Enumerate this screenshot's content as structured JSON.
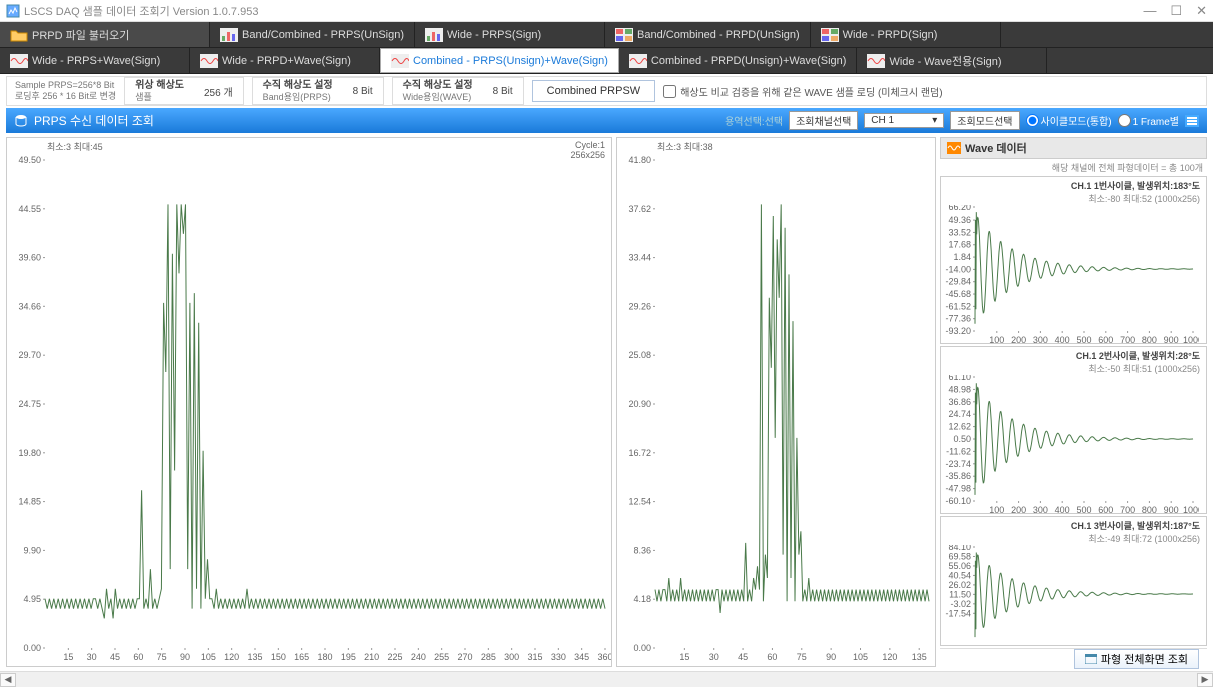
{
  "window": {
    "title": "LSCS DAQ 샘플 데이터 조회기 Version 1.0.7.953"
  },
  "toolbar_row1": [
    {
      "label": "PRPD 파일 불러오기",
      "icon": "folder",
      "load": true
    },
    {
      "label": "Band/Combined - PRPS(UnSign)",
      "icon": "chart"
    },
    {
      "label": "Wide - PRPS(Sign)",
      "icon": "chart"
    },
    {
      "label": "Band/Combined - PRPD(UnSign)",
      "icon": "grid"
    },
    {
      "label": "Wide - PRPD(Sign)",
      "icon": "grid"
    }
  ],
  "toolbar_row2": [
    {
      "label": "Wide - PRPS+Wave(Sign)",
      "icon": "wave"
    },
    {
      "label": "Wide - PRPD+Wave(Sign)",
      "icon": "wave"
    },
    {
      "label": "Combined - PRPS(Unsign)+Wave(Sign)",
      "icon": "wave",
      "active": true
    },
    {
      "label": "Combined - PRPD(Unsign)+Wave(Sign)",
      "icon": "wave"
    },
    {
      "label": "Wide - Wave전용(Sign)",
      "icon": "wave"
    }
  ],
  "options": {
    "sample_info1": "Sample PRPS=256*8 Bit",
    "sample_info2": "로딩후 256 * 16 Bit로 변경",
    "phase_label": "위상 해상도",
    "phase_sub": "샘플",
    "phase_val": "256 개",
    "vres_label": "수직 해상도 설정",
    "vres_sub": "Band용임(PRPS)",
    "vres_val": "8 Bit",
    "vres2_label": "수직 해상도 설정",
    "vres2_sub": "Wide용임(WAVE)",
    "vres2_val": "8 Bit",
    "btn": "Combined PRPSW",
    "checkbox": "해상도 비교 검증을 위해 같은 WAVE 샘플 로딩 (미체크시 랜덤)"
  },
  "section": {
    "title": "PRPS 수신 데이터 조회",
    "ch_label": "조회채널선택",
    "ch_val": "CH 1",
    "mode_label": "조회모드선택",
    "radio1": "사이클모드(통합)",
    "radio2": "1 Frame별"
  },
  "chart_data": [
    {
      "type": "line",
      "panel": "large",
      "stats": "최소:3 최대:45",
      "cycle": "Cycle:1",
      "size": "256x256",
      "ylim": [
        0,
        49.5
      ],
      "yticks": [
        0.0,
        4.95,
        9.9,
        14.85,
        19.8,
        24.75,
        29.7,
        34.66,
        39.6,
        44.55,
        49.5
      ],
      "xlim": [
        0,
        360
      ],
      "xticks": [
        15,
        30,
        45,
        60,
        75,
        90,
        105,
        120,
        135,
        150,
        165,
        180,
        195,
        210,
        225,
        240,
        255,
        270,
        285,
        300,
        315,
        330,
        345,
        360
      ],
      "values": [
        5,
        4,
        5,
        4,
        5,
        4,
        5,
        4,
        5,
        4,
        5,
        4,
        5,
        4,
        5,
        4,
        5,
        4,
        5,
        4,
        5,
        4,
        5,
        5,
        4,
        5,
        4,
        3,
        6,
        4,
        5,
        3,
        6,
        4,
        5,
        4,
        5,
        4,
        5,
        4,
        5,
        4,
        5,
        5,
        16,
        4,
        5,
        4,
        8,
        4,
        5,
        4,
        5,
        6,
        35,
        28,
        45,
        8,
        40,
        18,
        45,
        38,
        45,
        42,
        45,
        8,
        35,
        4,
        36,
        6,
        33,
        4,
        20,
        5,
        9,
        5,
        5,
        4,
        6,
        4,
        5,
        4,
        5,
        4,
        5,
        4,
        5,
        4,
        5,
        4,
        5,
        4,
        6,
        4,
        5,
        4,
        5,
        4,
        5,
        4,
        5,
        4,
        5,
        4,
        5,
        4,
        5,
        4,
        5,
        4,
        5,
        4,
        5,
        4,
        5,
        4,
        5,
        4,
        5,
        4,
        5,
        4,
        5,
        4,
        5,
        4,
        5,
        4,
        5,
        4,
        5,
        4,
        5,
        4,
        5,
        4,
        5,
        4,
        5,
        4,
        5,
        4,
        5,
        4,
        5,
        4,
        5,
        4,
        5,
        4,
        5,
        4,
        5,
        4,
        5,
        4,
        5,
        4,
        5,
        4,
        5,
        4,
        5,
        4,
        5,
        4,
        5,
        4,
        5,
        4,
        5,
        4,
        5,
        4,
        5,
        4,
        5,
        4,
        5,
        4,
        5,
        4,
        5,
        4,
        5,
        4,
        5,
        4,
        5,
        4,
        5,
        4,
        5,
        4,
        5,
        4,
        5,
        4,
        5,
        4,
        5,
        4,
        5,
        4,
        5,
        4,
        5,
        4,
        5,
        4,
        5,
        4,
        5,
        4,
        5,
        4,
        5,
        4,
        5,
        4,
        5,
        4,
        5,
        4,
        5,
        4,
        5,
        4,
        5,
        4,
        5,
        4,
        5,
        4,
        5,
        4,
        5,
        4,
        5,
        4,
        5,
        4,
        5,
        4,
        5,
        4,
        5,
        4,
        5,
        4,
        5,
        4,
        5,
        4,
        5,
        4
      ]
    },
    {
      "type": "line",
      "panel": "med",
      "stats": "최소:3 최대:38",
      "ylim": [
        0,
        41.8
      ],
      "yticks": [
        0.0,
        4.18,
        8.36,
        12.54,
        16.72,
        20.9,
        25.08,
        29.26,
        33.44,
        37.62,
        41.8
      ],
      "xlim": [
        0,
        140
      ],
      "xticks": [
        15,
        30,
        45,
        60,
        75,
        90,
        105,
        120,
        135
      ],
      "values": [
        5,
        4,
        5,
        4,
        5,
        5,
        4,
        6,
        4,
        5,
        4,
        5,
        4,
        6,
        4,
        5,
        4,
        5,
        4,
        5,
        4,
        5,
        4,
        5,
        4,
        5,
        4,
        5,
        4,
        5,
        4,
        5,
        5,
        3,
        5,
        4,
        5,
        4,
        5,
        4,
        5,
        4,
        5,
        4,
        5,
        4,
        9,
        4,
        5,
        4,
        6,
        5,
        7,
        5,
        38,
        4,
        8,
        6,
        30,
        24,
        37,
        18,
        35,
        30,
        38,
        8,
        36,
        4,
        32,
        6,
        28,
        4,
        18,
        8,
        10,
        4,
        5,
        4,
        6,
        4,
        5,
        4,
        5,
        4,
        5,
        4,
        5,
        4,
        5,
        4,
        5,
        4,
        5,
        4,
        5,
        4,
        5,
        4,
        5,
        4,
        5,
        4,
        5,
        4,
        5,
        4,
        5,
        4,
        5,
        4,
        5,
        4,
        5,
        4,
        5,
        4,
        5,
        4,
        5,
        4,
        5,
        4,
        5,
        4,
        5,
        4,
        5,
        4,
        5,
        4,
        5,
        4,
        5,
        4,
        5,
        4,
        5,
        4,
        5,
        4
      ]
    },
    {
      "type": "line",
      "panel": "wave1",
      "title": "CH.1 1번사이클, 발생위치:183°도",
      "stats": "최소:-80 최대:52 (1000x256)",
      "ylim": [
        -93.2,
        66.2
      ],
      "yticks": [
        -93.2,
        -77.36,
        -61.52,
        -45.68,
        -29.84,
        -14.0,
        1.84,
        17.68,
        33.52,
        49.36,
        66.2
      ],
      "xlim": [
        0,
        1000
      ],
      "xticks": [
        100,
        200,
        300,
        400,
        500,
        600,
        700,
        800,
        900,
        1000
      ]
    },
    {
      "type": "line",
      "panel": "wave2",
      "title": "CH.1 2번사이클, 발생위치:28°도",
      "stats": "최소:-50 최대:51 (1000x256)",
      "ylim": [
        -60.1,
        61.1
      ],
      "yticks": [
        -60.1,
        -47.98,
        -35.86,
        -23.74,
        -11.62,
        0.5,
        12.62,
        24.74,
        36.86,
        48.98,
        61.1
      ],
      "xlim": [
        0,
        1000
      ],
      "xticks": [
        100,
        200,
        300,
        400,
        500,
        600,
        700,
        800,
        900,
        1000
      ]
    },
    {
      "type": "line",
      "panel": "wave3",
      "title": "CH.1 3번사이클, 발생위치:187°도",
      "stats": "최소:-49 최대:72 (1000x256)",
      "ylim": [
        -60,
        84.1
      ],
      "yticks": [
        -17.54,
        -3.02,
        11.5,
        26.02,
        40.54,
        55.06,
        69.58,
        84.1
      ],
      "xlim": [
        0,
        1000
      ],
      "xticks": []
    }
  ],
  "wave_header": "Wave 데이터",
  "wave_sub": "해당 채널에 전체 파형데이터 = 총 100개",
  "footer_btn": "파형 전체화면 조회"
}
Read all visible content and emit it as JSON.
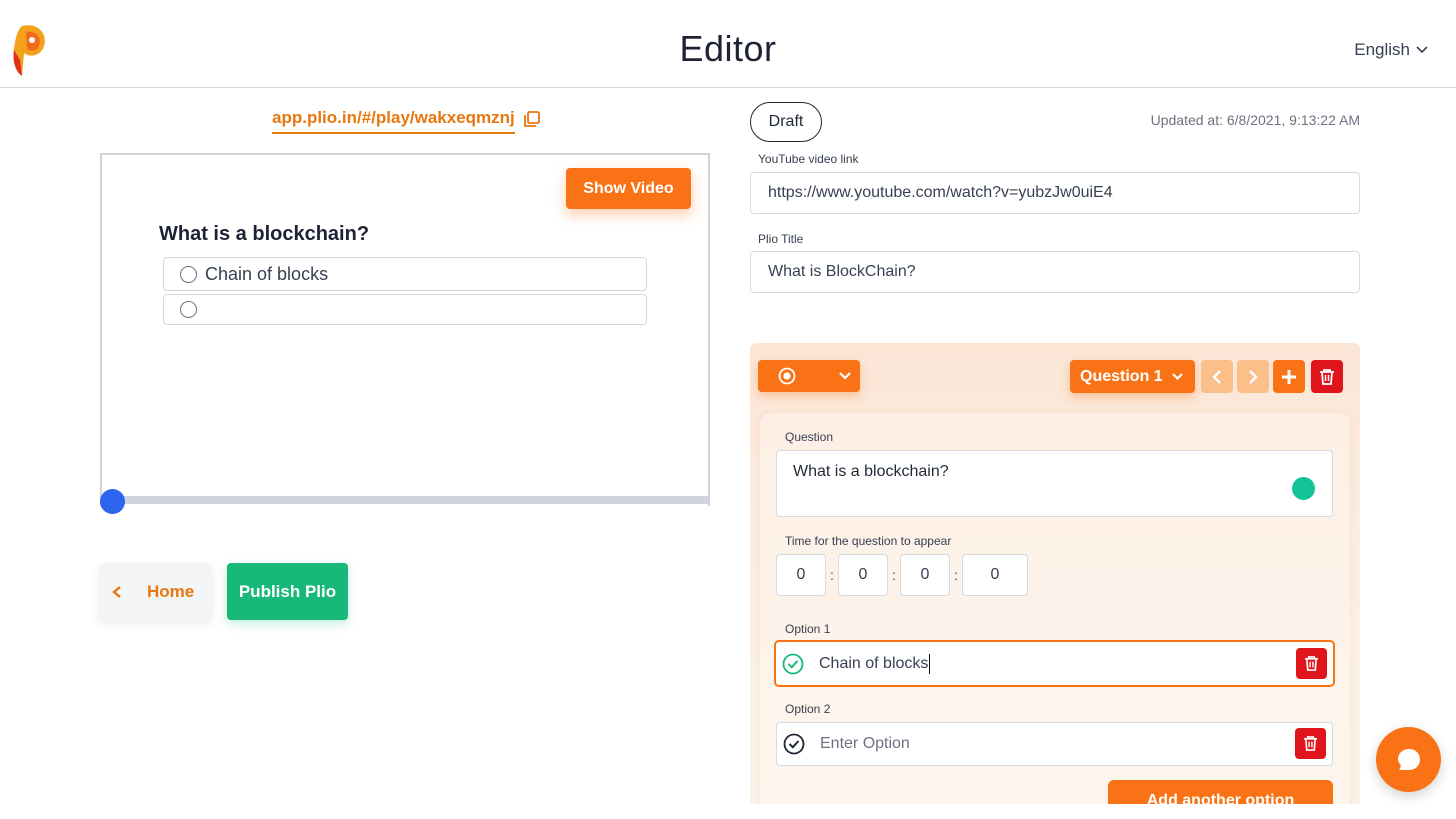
{
  "header": {
    "title": "Editor",
    "language": "English"
  },
  "left": {
    "plio_link": "app.plio.in/#/play/wakxeqmznj",
    "show_video_label": "Show Video",
    "preview_question": "What is a blockchain?",
    "preview_options": [
      "Chain of blocks",
      ""
    ],
    "home_label": "Home",
    "publish_label": "Publish Plio"
  },
  "right": {
    "status": "Draft",
    "updated_at": "Updated at: 6/8/2021, 9:13:22 AM",
    "video_link_label": "YouTube video link",
    "video_link_value": "https://www.youtube.com/watch?v=yubzJw0uiE4",
    "plio_title_label": "Plio Title",
    "plio_title_value": "What is BlockChain?"
  },
  "editor": {
    "question_selector": "Question 1",
    "question_label": "Question",
    "question_text": "What is a blockchain?",
    "time_label": "Time for the question to appear",
    "time": [
      "0",
      "0",
      "0",
      "0"
    ],
    "time_separator": ":",
    "options": [
      {
        "label": "Option 1",
        "value": "Chain of blocks",
        "placeholder": "Enter Option"
      },
      {
        "label": "Option 2",
        "value": "",
        "placeholder": "Enter Option"
      }
    ],
    "add_option_label": "Add another option"
  },
  "colors": {
    "brand_orange": "#f97316",
    "link_orange": "#e8770e",
    "publish_green": "#18b978",
    "delete_red": "#e0151b",
    "progress_blue": "#2e63f0"
  },
  "icons": [
    "plio-logo-icon",
    "chevron-down-icon",
    "copy-icon",
    "chevron-left-icon",
    "radio-type-icon",
    "chevron-left-icon",
    "chevron-right-icon",
    "plus-icon",
    "trash-icon",
    "check-circle-icon",
    "grammarly-icon",
    "chat-icon"
  ]
}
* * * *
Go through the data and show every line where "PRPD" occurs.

      "label": "PRPD 파일 불러오기",
      "label": "Band/Combined - PRPD(UnSign)",
      "label": "Wide - PRPD(Sign)",
      "label": "Wide - PRPD+Wave(Sign)",
      "label": "Combined - PRPD(Unsign)+Wave(Sign)",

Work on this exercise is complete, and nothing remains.